I do have a lot of hope for the industry’s future. There have been so many incredible films made over the last century, mostly by men. And now there will continue to be more incredible films made over the next 100 years by men AND women. It’s very exciting, and the possibilities are endless. It will take time for the industry to balance out because women and people of color have really been ostracized until now, but I hope that as more women make films, more women will be inspired to get into filmmaking and know that there is a place for them in this industry.

What has been the response from audiences?

I watched the film in theaters over 10 times during the theatrical run, and it was so amazing to me that at every single screening a large majority of the audience would stay in their seats and watch the credits all the way through, and then stay in their chairs after the lights went up. Some would stay silent, but mostly people would just start talking with each other. Then I would go out in the hall where people continued to talk about the film. I think people have been surprised and grateful that we didn’t pull any punches in this movie. And the response has been overwhelmingly positive. I think people have been ready for this film for a long time!

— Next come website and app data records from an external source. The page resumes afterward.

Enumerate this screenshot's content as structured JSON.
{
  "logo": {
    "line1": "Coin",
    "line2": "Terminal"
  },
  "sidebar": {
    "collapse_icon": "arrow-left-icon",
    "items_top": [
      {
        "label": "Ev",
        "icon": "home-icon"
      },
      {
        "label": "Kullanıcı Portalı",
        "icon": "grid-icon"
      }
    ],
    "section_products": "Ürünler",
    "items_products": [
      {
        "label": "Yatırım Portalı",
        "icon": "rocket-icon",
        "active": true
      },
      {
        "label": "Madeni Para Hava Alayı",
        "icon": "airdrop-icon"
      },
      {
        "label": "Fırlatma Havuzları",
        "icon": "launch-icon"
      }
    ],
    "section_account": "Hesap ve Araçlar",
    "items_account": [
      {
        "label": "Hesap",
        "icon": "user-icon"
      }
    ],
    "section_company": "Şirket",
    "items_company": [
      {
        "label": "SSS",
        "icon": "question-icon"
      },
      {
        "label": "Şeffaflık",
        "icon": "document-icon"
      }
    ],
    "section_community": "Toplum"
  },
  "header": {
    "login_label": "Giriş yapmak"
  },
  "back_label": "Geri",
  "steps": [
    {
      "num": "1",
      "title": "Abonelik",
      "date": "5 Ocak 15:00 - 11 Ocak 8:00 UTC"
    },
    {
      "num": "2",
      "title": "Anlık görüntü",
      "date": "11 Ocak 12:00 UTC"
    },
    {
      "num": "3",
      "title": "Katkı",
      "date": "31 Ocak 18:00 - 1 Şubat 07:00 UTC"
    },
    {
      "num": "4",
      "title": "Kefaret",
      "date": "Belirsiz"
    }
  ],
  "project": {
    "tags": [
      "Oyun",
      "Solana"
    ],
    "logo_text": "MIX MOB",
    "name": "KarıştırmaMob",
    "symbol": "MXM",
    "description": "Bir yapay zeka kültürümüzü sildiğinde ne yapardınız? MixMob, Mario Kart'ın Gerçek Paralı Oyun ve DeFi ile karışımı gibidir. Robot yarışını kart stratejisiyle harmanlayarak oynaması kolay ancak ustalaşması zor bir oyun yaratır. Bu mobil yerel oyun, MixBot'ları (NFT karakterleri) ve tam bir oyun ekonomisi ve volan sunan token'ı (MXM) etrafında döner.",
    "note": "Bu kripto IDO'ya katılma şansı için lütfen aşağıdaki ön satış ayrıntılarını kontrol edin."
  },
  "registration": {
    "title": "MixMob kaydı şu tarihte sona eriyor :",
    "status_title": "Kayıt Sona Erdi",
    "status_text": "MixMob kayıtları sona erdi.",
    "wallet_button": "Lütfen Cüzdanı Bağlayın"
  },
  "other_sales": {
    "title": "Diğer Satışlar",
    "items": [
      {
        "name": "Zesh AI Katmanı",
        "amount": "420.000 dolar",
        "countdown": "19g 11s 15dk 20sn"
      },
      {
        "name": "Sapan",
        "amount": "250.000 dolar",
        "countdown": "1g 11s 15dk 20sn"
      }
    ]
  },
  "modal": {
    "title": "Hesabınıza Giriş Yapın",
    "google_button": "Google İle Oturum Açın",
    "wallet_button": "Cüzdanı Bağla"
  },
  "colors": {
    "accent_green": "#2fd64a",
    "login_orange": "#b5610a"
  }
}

The DVD just came out. What should we look forward to as far as special features? Why should people buy a copy?

The DVD itself is really special because there is a beautiful booklet insert of Jane’s autobiography. It is worth getting the physical dvd for this alone. Also there are other features like a music video, a poem about sisterhood, and a 30-minute video of the history of race in the early church. The film is also available for digital download on iTunes and Amazon. 


How did working on this project help you grow closer to the Lord?

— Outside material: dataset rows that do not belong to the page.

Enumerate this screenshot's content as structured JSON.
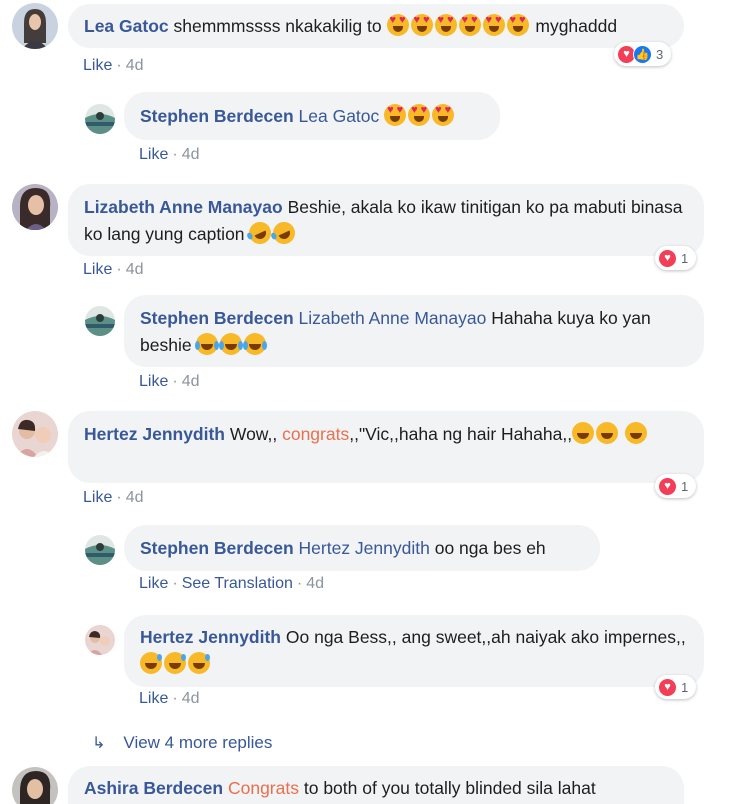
{
  "comments": [
    {
      "author": "Lea Gatoc",
      "text": "shemmmssss nkakakilig to",
      "text_after": "myghaddd",
      "emoji_count": 6,
      "like": "Like",
      "time": "4d",
      "reactions": {
        "count": "3",
        "icons": [
          "love-icon",
          "like-icon"
        ]
      }
    },
    {
      "author": "Stephen Berdecen",
      "mention": "Lea Gatoc",
      "like": "Like",
      "time": "4d"
    },
    {
      "author": "Lizabeth Anne Manayao",
      "text": "Beshie, akala ko ikaw tinitigan ko pa mabuti binasa ko lang yung caption",
      "like": "Like",
      "time": "4d",
      "reactions": {
        "count": "1",
        "icons": [
          "love-icon"
        ]
      }
    },
    {
      "author": "Stephen Berdecen",
      "mention": "Lizabeth Anne Manayao",
      "text": "Hahaha kuya ko yan beshie",
      "like": "Like",
      "time": "4d"
    },
    {
      "author": "Hertez Jennydith",
      "text_pre": "Wow,,",
      "highlight": "congrats",
      "text_post": ",,\"Vic,,haha ng hair Hahaha,,",
      "like": "Like",
      "time": "4d",
      "reactions": {
        "count": "1",
        "icons": [
          "love-icon"
        ]
      }
    },
    {
      "author": "Stephen Berdecen",
      "mention": "Hertez Jennydith",
      "text": "oo nga bes eh",
      "like": "Like",
      "translate": "See Translation",
      "time": "4d"
    },
    {
      "author": "Hertez Jennydith",
      "text": "Oo nga Bess,, ang sweet,,ah naiyak ako impernes,,",
      "like": "Like",
      "time": "4d",
      "reactions": {
        "count": "1",
        "icons": [
          "love-icon"
        ]
      }
    },
    {
      "author": "Ashira Berdecen",
      "highlight": "Congrats",
      "text": "to both of you totally blinded sila lahat"
    }
  ],
  "view_more": "View 4 more replies",
  "colors": {
    "link": "#385898",
    "bubble": "#f2f3f5",
    "highlight": "#e9704e",
    "love": "#f33e58",
    "like": "#1877f2"
  }
}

I think a lot of times people see filmmaking as a glamorous career, but around all the glamour, there is a lot of hard work. This film has taken about three years total to make, and during most of that time I have been working on other projects to pay the bills. I am a single mom of two amazing children which is where I wish I could focus all of my time and energy, but on top of that, I spent hundreds of hours making this film. So needless to say there were many hard days and nights during these years.

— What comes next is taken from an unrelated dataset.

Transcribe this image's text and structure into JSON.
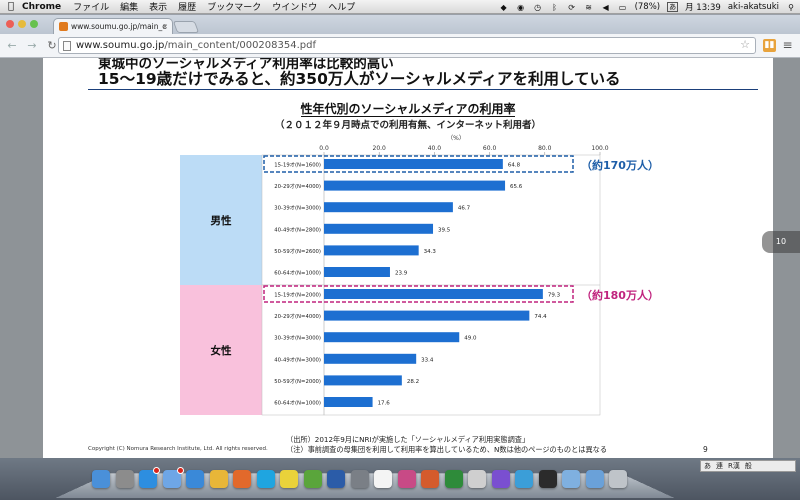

And as I mentioned before, the topic of this film added an extra measure of pressure and difficulty. I mention all of these things because it was during the times where I was about ready to give up, mostly because I didn’t know how I was going to be able to keep going, that the Lord made it very clear to me that was not his plan. I have had dreams and spiritual interventions that are the reasons why I continued forward and why this film got made.

There were 2 months where I was getting on average 4 hours of sleep a night trying to do everything I had to do in my life, and when people asked me how I was doing it, I knew that the Lord was sustaining me and somehow miraculously I was able to do everything that I needed to do. I don’t ever want to go through that again, but it was worth it to make my first feature, and I know that the Lord cares about the things we care about. I also know that there is a lot of good that can be done through the art that we create and He cares about that as well. He helps every step of the way whenever I am willing.

Jane and Emma is now available to purchase at Deseret Book, oniTunes, on YouTube, and on Amazon (streaming or DVD)..

Jonathan Decker is a family therapist and clinical director of Your Family Expert. He is an actor, author, comedian, and television personality known for his book 250 Great Movies for Latter-day Families, co-hosting The KJZZ Movie Show, and starring in CTU: Provo and BYU’s Divine Comedy.